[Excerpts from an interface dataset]
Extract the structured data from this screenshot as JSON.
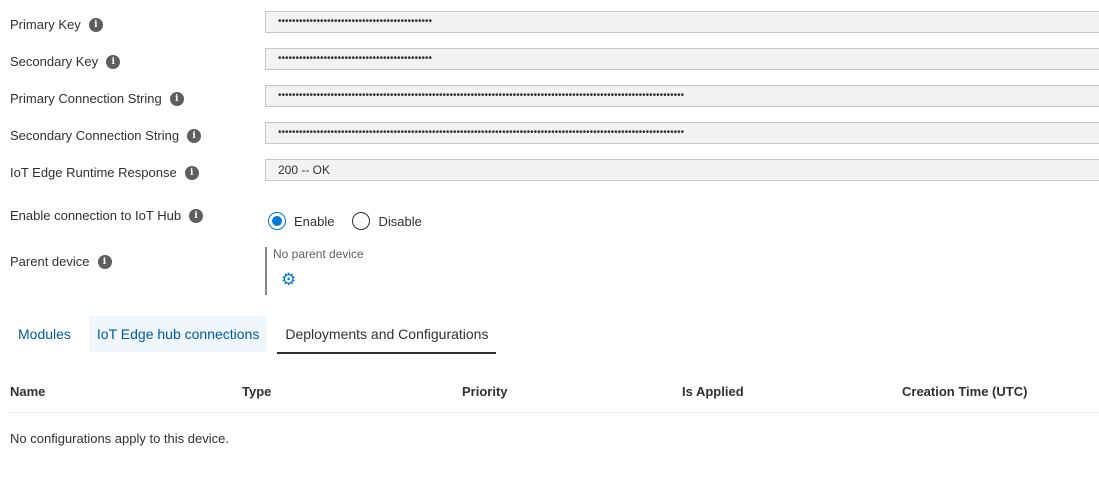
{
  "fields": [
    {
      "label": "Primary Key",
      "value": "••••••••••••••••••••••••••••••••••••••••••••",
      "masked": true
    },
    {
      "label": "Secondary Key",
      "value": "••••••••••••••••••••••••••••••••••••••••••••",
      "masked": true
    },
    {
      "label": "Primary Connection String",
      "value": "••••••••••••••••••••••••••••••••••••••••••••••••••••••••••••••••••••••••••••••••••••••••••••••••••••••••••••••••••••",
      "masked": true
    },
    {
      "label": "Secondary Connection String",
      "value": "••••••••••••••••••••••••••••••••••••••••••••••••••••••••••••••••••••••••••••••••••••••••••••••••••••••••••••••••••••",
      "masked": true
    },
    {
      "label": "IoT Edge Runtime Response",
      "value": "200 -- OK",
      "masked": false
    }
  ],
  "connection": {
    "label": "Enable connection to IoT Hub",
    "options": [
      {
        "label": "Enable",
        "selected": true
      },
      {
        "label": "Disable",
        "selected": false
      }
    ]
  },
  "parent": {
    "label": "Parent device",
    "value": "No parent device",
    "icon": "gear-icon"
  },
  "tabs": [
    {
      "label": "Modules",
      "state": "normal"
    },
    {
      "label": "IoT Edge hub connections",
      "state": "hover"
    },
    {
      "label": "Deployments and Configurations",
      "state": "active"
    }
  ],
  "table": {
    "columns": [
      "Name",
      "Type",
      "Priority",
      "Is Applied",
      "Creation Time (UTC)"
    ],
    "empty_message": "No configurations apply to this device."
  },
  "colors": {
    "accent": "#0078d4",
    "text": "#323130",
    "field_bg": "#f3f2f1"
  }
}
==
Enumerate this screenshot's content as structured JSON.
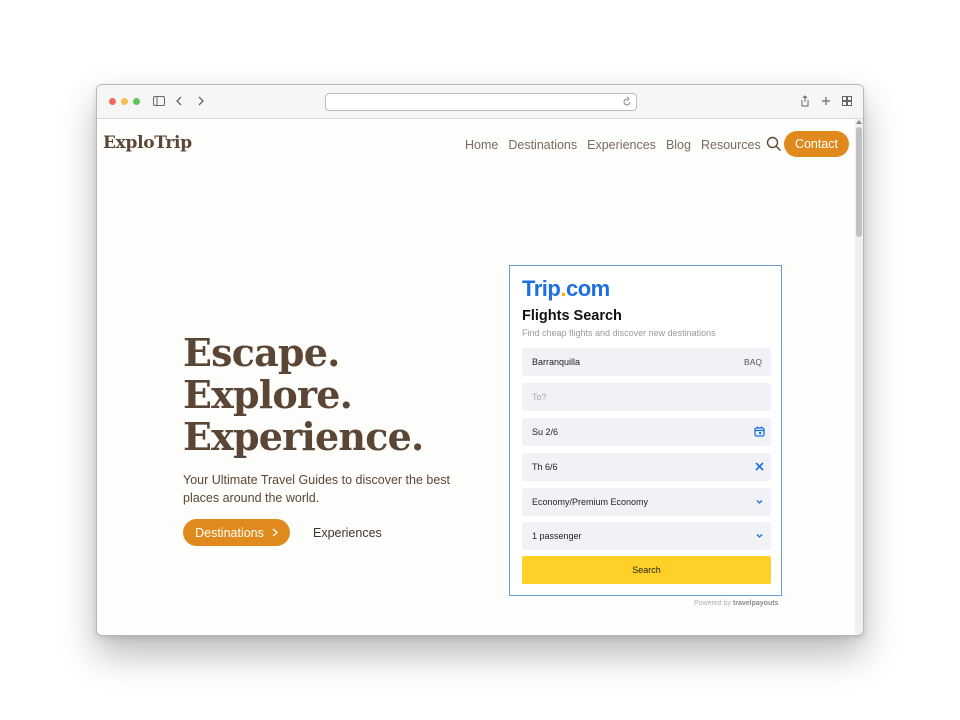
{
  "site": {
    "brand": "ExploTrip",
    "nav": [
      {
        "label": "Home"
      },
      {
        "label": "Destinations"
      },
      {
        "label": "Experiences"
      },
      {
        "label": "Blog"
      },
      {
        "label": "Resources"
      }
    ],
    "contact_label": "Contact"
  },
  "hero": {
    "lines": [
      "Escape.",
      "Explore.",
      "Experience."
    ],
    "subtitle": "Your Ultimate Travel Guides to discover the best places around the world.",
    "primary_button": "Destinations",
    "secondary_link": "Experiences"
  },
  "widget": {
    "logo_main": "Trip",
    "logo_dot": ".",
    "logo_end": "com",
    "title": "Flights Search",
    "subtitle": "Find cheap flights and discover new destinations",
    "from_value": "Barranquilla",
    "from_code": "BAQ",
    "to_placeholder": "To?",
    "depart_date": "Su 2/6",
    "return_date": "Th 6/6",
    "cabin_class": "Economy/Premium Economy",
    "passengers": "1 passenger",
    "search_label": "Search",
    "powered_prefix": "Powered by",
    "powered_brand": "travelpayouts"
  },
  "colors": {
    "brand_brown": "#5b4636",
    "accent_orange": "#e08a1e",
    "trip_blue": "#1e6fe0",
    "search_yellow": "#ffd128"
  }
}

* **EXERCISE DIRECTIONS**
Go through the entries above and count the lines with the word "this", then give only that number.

* **EXERCISE OUTPUT**
3